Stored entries
========================
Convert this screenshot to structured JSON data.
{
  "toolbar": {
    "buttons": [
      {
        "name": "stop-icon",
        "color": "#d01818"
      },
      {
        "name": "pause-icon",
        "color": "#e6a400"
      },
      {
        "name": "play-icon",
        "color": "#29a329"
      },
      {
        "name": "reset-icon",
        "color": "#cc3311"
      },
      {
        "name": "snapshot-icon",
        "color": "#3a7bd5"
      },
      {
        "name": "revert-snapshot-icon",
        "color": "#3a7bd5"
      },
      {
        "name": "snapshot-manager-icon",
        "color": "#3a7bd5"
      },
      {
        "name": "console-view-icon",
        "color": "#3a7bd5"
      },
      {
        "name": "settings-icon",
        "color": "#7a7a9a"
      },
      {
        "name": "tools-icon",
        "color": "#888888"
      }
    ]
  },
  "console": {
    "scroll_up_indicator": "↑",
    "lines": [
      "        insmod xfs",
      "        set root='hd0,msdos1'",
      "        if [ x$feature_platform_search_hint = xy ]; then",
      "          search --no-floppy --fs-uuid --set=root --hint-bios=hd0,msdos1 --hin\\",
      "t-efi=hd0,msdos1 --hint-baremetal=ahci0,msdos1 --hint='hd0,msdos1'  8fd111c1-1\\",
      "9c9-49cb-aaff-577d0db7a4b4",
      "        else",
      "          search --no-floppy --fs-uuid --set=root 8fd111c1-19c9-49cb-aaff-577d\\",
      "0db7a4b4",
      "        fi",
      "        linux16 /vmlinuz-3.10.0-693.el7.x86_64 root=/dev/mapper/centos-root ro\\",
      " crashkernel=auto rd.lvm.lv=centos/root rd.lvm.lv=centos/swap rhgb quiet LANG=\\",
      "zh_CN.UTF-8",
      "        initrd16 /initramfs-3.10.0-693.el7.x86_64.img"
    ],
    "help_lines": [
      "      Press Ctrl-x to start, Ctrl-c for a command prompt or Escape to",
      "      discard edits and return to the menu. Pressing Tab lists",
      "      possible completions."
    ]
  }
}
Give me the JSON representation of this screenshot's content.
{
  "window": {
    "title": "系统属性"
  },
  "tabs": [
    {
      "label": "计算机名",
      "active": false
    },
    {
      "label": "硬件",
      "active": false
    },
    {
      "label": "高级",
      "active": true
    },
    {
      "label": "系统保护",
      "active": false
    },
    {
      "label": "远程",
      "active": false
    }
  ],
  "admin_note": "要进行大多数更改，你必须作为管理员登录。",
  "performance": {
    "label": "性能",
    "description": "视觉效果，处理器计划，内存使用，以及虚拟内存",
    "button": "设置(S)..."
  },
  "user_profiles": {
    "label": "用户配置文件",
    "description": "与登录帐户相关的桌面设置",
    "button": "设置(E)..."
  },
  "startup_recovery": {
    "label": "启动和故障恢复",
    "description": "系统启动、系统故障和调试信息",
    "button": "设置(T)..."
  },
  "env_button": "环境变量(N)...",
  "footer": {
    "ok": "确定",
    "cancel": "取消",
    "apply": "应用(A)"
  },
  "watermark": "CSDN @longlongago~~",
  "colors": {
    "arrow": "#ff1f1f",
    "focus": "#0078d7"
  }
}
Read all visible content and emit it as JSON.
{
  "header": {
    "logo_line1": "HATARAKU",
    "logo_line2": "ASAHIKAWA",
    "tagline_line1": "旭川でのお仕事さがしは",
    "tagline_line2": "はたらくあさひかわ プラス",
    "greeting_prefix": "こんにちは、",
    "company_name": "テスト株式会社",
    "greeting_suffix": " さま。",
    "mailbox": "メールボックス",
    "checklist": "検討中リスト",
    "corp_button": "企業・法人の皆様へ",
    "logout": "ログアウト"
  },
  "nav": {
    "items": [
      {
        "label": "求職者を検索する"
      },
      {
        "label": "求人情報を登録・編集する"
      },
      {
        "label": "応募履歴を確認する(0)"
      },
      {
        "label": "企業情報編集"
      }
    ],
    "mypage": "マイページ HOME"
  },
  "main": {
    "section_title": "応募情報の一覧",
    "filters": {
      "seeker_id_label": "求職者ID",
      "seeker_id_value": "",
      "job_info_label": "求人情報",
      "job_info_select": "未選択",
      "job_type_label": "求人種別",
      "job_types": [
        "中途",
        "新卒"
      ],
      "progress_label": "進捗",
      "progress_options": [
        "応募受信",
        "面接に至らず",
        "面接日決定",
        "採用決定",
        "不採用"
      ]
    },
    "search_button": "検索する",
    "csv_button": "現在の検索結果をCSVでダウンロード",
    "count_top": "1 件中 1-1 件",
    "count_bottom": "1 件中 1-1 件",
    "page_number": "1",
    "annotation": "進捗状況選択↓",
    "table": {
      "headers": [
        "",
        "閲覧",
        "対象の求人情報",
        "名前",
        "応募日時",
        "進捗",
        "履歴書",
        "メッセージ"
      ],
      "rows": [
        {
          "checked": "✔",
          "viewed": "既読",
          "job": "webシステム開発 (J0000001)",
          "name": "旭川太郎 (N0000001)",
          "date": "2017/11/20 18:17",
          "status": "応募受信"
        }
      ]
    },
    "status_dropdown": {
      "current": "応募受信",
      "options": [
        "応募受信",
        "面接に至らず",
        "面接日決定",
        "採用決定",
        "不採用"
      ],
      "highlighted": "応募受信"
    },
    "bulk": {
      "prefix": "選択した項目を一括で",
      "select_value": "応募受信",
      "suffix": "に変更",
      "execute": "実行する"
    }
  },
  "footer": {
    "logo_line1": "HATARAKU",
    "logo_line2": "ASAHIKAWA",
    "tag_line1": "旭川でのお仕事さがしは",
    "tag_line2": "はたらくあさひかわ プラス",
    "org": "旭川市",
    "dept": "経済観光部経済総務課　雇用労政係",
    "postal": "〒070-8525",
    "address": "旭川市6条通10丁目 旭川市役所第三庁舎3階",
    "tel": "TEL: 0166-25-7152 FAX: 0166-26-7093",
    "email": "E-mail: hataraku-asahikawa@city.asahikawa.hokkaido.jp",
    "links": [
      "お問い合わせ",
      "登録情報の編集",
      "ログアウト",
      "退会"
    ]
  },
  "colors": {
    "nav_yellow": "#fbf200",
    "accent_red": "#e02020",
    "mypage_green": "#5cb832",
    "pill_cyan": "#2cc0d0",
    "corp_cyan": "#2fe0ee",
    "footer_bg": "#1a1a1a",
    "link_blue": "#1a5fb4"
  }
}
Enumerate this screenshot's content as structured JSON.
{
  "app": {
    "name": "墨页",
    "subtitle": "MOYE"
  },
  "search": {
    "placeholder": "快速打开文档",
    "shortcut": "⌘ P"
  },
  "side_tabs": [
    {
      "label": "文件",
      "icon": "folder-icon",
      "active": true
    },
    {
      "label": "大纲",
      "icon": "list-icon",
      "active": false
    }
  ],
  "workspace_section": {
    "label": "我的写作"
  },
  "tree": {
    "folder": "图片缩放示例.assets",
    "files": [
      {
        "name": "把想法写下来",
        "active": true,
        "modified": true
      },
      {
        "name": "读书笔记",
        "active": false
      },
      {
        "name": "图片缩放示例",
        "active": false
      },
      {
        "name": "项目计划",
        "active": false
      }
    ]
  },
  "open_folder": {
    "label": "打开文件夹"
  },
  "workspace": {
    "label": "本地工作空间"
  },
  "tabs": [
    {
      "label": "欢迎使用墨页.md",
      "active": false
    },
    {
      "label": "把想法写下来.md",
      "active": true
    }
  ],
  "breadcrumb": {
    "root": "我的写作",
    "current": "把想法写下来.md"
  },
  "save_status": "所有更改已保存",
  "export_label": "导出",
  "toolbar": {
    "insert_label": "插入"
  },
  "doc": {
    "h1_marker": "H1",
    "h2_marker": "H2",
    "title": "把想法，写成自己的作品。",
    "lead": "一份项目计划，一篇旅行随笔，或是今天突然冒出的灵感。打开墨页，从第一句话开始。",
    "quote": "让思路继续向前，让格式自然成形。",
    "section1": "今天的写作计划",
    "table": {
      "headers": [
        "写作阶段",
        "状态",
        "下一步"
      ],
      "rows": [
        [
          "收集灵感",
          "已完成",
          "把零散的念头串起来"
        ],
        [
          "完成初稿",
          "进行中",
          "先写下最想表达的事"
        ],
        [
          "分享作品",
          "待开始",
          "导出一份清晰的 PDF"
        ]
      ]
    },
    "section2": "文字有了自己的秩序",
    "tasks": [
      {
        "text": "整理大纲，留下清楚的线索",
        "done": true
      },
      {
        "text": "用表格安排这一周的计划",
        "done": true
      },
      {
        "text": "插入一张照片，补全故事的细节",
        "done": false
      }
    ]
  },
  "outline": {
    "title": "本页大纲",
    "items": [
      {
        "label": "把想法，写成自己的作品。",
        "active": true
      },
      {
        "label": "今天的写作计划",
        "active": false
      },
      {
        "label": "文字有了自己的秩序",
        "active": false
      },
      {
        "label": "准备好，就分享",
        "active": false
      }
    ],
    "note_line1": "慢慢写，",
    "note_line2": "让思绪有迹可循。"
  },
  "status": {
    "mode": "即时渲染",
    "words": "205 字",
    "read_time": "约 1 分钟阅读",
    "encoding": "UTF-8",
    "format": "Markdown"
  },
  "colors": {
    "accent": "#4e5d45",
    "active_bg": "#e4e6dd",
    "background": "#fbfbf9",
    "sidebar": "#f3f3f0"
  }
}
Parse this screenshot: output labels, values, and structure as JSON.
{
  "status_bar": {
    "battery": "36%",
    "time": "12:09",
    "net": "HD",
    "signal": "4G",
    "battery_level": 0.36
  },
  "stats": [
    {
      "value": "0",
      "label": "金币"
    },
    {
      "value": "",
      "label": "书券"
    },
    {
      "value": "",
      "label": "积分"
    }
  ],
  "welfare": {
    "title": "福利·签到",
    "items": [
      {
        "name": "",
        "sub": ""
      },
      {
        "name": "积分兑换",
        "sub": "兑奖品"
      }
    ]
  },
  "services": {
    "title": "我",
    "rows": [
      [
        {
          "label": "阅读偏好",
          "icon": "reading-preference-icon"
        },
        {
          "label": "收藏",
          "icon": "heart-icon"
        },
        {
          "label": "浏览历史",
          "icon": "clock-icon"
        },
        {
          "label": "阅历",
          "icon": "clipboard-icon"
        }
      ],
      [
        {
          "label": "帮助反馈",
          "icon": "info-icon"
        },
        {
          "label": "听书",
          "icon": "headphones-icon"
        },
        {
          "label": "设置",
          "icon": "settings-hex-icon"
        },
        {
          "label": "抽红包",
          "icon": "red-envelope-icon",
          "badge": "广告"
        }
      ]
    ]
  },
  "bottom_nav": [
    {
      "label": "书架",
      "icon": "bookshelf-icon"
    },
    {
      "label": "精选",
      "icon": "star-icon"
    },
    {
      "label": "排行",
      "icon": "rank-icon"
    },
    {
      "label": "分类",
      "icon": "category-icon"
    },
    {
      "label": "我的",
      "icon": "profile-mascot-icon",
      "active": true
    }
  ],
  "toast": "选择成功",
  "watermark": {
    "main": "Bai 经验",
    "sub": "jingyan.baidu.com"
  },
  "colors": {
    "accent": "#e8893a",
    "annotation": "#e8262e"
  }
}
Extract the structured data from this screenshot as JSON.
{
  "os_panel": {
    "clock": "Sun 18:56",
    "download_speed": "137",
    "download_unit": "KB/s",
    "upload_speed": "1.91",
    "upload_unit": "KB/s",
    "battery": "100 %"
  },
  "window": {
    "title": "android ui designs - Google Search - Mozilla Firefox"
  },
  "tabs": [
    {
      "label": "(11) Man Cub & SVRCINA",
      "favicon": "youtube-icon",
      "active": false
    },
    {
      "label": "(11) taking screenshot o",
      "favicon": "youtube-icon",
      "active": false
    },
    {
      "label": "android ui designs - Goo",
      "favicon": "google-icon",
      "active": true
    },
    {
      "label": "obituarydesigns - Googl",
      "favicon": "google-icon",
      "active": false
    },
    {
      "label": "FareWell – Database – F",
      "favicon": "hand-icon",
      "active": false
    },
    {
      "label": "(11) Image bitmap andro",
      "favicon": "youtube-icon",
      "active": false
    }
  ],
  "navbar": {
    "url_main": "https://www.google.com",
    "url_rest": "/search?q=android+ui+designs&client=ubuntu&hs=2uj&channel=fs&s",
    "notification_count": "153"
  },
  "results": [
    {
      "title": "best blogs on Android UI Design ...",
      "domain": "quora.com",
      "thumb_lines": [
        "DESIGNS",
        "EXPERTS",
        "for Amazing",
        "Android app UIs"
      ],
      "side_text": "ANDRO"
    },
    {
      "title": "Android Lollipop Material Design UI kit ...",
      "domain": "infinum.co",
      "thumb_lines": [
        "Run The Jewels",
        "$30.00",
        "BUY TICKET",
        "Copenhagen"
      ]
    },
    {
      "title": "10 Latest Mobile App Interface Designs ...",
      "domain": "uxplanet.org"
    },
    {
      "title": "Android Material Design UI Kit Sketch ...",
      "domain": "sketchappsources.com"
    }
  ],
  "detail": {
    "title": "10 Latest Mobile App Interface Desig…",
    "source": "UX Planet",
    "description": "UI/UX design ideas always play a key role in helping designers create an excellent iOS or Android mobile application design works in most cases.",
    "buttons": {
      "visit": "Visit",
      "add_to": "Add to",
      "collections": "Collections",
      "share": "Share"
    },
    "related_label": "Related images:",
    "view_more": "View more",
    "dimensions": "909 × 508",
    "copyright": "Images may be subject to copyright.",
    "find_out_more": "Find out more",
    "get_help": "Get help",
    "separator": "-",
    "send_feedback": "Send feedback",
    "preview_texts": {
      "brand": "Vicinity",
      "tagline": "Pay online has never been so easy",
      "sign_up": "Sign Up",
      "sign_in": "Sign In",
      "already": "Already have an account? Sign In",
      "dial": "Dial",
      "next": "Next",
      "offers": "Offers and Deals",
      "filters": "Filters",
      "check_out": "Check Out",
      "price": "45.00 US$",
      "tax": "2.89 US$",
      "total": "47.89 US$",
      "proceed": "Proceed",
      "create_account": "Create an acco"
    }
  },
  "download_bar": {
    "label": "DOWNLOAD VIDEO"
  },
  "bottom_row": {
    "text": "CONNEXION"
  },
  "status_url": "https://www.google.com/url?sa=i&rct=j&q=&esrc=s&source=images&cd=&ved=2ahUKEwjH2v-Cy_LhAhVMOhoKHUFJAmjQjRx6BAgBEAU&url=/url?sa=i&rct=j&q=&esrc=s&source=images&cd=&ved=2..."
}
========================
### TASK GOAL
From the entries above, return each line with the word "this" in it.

### ANSWER SPACE
Convert this screenshot to structured JSON data.
Give me the JSON representation of this screenshot's content.
Enumerate this screenshot's content as structured JSON.
Parse this screenshot: output labels, values, and structure as JSON.
Extract the structured data from this screenshot as JSON.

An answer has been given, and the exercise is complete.